The current geopolitical reality is such that the decline of Western civilization forces its elite to seek ever-newer sources of “rejuvenation.” The United States is not as concerned with rescuing its allies amidst the unfolding global economic and civilizational crisis, as with ensuring its own survival and preserving its hegemony, even at Europe’s expense. Hence its desire to draw Europeans into the conflicts in the Middle East, while at the same time safeguarding its own homeland security.
Despite statements by officials in Washington, the actions of the US suggest that it is essentially contributing to the growth of Islamic radicalism, which it uses as a tried-and-true mechanism to undermine the position of any potential competitor. They are literally contriving to generate hotbeds of extremist, terrorist activities in Syria, Iraq, Libya, and many other countries, and the flames of all kinds of animosity are being kindled. They are calculating that the internal struggle will become extremely drawn out, exhausting the region and bleeding it dry, which will utterly debilitate any potential rivals or competitors.
It seems that Washington believes that the military and economic power of the US, as well as its geographical position, will enable it to keep itself above the fray, thus retaining its pivotal role in international politics.

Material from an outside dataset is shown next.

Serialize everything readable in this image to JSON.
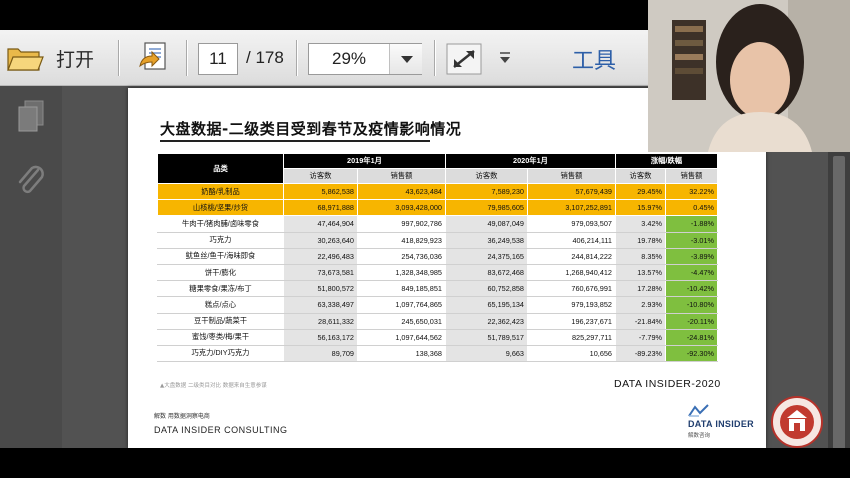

But in fact, dreaming up all these schemes is not without its dangers, because, as the episode with the Tsarnaev brothers and the trial of Maj.Nidal Hasan has shown, such a policy, despite the careful calculations that would seem to be behind it, will eventually backfire onto the US itself. In addition, “challengers to the regime” can emerge within the system, and we are already witnessing the first seeds of that phenomenon in the actions of Pfc.Bradley Manning and the former NSA employee Edward Snowden.
Many Islamic medieval norms are not only in clear conflict with twenty-first-century realities, but give stir up tensions within society. And the problem here is not found in religion, but in the lack of a creative, constructive approach to understanding how the teachings of the Prophet should be viewed from a modern perspective.

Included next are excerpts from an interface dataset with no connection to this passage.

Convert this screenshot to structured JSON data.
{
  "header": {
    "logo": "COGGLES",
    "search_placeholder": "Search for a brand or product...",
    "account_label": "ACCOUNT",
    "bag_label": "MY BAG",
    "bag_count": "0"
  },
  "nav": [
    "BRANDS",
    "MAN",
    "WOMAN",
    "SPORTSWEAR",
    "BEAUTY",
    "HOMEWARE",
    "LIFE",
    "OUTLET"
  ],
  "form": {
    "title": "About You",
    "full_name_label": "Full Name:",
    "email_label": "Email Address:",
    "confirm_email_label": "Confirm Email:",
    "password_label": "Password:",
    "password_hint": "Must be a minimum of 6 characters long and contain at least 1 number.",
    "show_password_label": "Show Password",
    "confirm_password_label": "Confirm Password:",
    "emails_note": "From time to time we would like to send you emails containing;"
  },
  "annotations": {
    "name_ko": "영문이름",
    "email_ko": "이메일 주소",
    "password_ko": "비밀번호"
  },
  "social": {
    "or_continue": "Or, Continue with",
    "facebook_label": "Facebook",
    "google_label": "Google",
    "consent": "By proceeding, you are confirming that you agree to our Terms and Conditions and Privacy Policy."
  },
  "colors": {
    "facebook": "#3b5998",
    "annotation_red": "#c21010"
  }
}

The lack of any real progress in the creative development of the social teachings of Islam, and in some cases those processes have been deliberately handicapped – even amid the claim that it is being done for society’s benefit – is, in fact, clearing the path for new, radical groups. A vicious circle is formed. The situation is reaching the point in which Muslim youth look for guidance to the ideas expressed by the conservative ulemas, who claim that this conflict between a medieval system of values and the challenges of the modern age can only be eradicated by force, which includes violence and terror against intractable “unbelievers.”
These are the circumstances under which Russia is increasingly engaging with the Islamic world, discrediting the West’s projects (which are detrimental for all mankind) to manipulate countries and peoples, information and public opinion. Unlike the West, Russia is not only uninterested in splintering or reshaping the Islamic world, it demonstrates a consistent, firm commitment to upholding that region’s unity and integrity.
Russia is not interested in any type of bias – either toward West or the East. We want stability and prosperity – in both the West and the East, but not at the expense of the welfare of one over the other. We do not need a neighbor whose “house is on fire.”
In the current uneasy atmosphere, Russia calls upon the West to: “Stop trying to split the Islamic world,” while urging the Islamic world, in the name of the Qur’an and teachings of the Prophet Muhammad: “Do not be enemies of one another!”
Veniamin Popov– director of the Center for the Partnership of Civilizations at MGIMO (the school of the Russian Ministry of Foreign Affairs)
Yuri Mikhailov– editor-in-chief at Ladomir, Academic Publishers